As a supernatural Western, the most obvious point of comparison would be Jonah Hex (at least in some of the versions of it). But I find myself constantly thinking about Hellboy instead. This story also has a sense of doom hanging over it, and the protagonist Drake Sinclair even has an apparent curse hanging over him personally, similar to the demonic origin that Hellboy must fight against. And the fate of the whole world hangs in the balance here as well. Also, there’s lots of monsters.
Letter 44 Volume 1: Escape Velocity collects the first six issues of the series. It’s a great concept: newly elected President Stephen Blades opens a letter from his predecessor which immediately changes the agenda for his first term. NASA has discovered an alien presence in the asteroid belt, and a manned mission was sent to investigate when probes were unable to send back good information. The mission is so secret that only the President and a few close advisers know about it, so it comes as a complete surprise.
In the first two issues we learn that it is feared that the alien’s intentions are not peaceful. They’re using some sort of electronic blanket of secrecy around the project in the asteroids, and they have made no attempt to communicate with Earth–something clearly within their technological capabilities. We also meet the ship’s crew, a volatile collection of scientists and military. The commander has gotten pregnant during the mission, a fact which the crew has kept secret. And they penetrate the barrier, finally getting a good look at the huge object the aliens are building, which they dub the Chandelier. They’re not sure what it does, but that’s what it looks like.
That’s just two issues! I think it’s safe to say that Soule can’t be accused of decompressed story telling. Everything you thought you knew about the former President’s actions turns out to be wrong. Or most of it, anyway. Former President Carroll appears to be working behind the scenes to maintain the agenda he had while in office. So the politics are really messy.
But the crew of the Clarke is having lots of adventures, too. Either story could be enough for a comic. I like the way Soule juggles them. Most issues have two cliffhangers instead of just one!
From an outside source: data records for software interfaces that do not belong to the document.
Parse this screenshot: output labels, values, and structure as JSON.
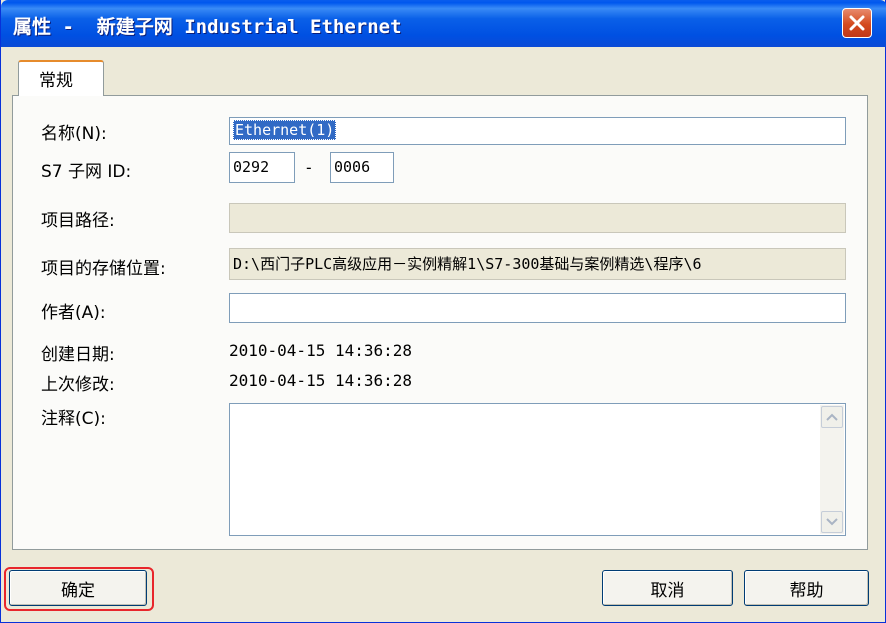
{
  "window": {
    "title": "属性 -  新建子网 Industrial Ethernet",
    "close_icon": "close-icon",
    "accent_color": "#0058ee",
    "highlight_color": "#e8262b"
  },
  "tabs": [
    {
      "label": "常规",
      "active": true
    }
  ],
  "form": {
    "name_label": "名称(N):",
    "name_value": "Ethernet(1)",
    "subnet_id_label": "S7 子网 ID:",
    "subnet_id_part1": "0292",
    "subnet_id_separator": "-",
    "subnet_id_part2": "0006",
    "project_path_label": "项目路径:",
    "project_path_value": "",
    "storage_location_label": "项目的存储位置:",
    "storage_location_value": "D:\\西门子PLC高级应用－实例精解1\\S7-300基础与案例精选\\程序\\6",
    "author_label": "作者(A):",
    "author_value": "",
    "created_label": "创建日期:",
    "created_value": "2010-04-15 14:36:28",
    "modified_label": "上次修改:",
    "modified_value": "2010-04-15 14:36:28",
    "comment_label": "注释(C):",
    "comment_value": ""
  },
  "buttons": {
    "ok": "确定",
    "cancel": "取消",
    "help": "帮助"
  }
}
Wizzywig: Portrait of a Serial Hacker is Ed Piskor’s first graphic novel, published by Top Shelf in 2012. I’ve had it on my Kindle Fire for awhile from one of the Humble Bundles, and my three-day weekend is a good time to finally crack it open (virtually). It tells the story of Kevin “Boingthump” Phenicle, a legendary computer hacker from the early days of computing. Apple co-founder Steve Jobs is the obvious reference point, but only in general terms (Piskor has fun depicting Boingthump’s interactions with Jobs and his partner Steve Wozniak).
The story shifts between past biography and present media commentary. So we learn early on that the protagonist will wind up in prison, while also seeing him learn about computers and become a hacker. Visually it’s drawn in a black and white cartoon style in the underground comix tradition.
It’s a fun book, especially if you have any history with hacker culture. It goes all the way back to phone hacking and dial-up modems, and the days when hackers were often portrayed as a public menace in the mass media. It has a strong reality base, although no real-life hackers went through quite as much as the protagonist does here, at least as far as I know.
It also helps to have a history with underground comix, because it’s very much in that tradition. That includes the cartooning style as well as the militant anti-establishment tone much of the time. There’s plenty of humor, too. Piskor puts a bunch of jokes about cartoonists in the crawl of a network broadcast he draws late in the book, for one example.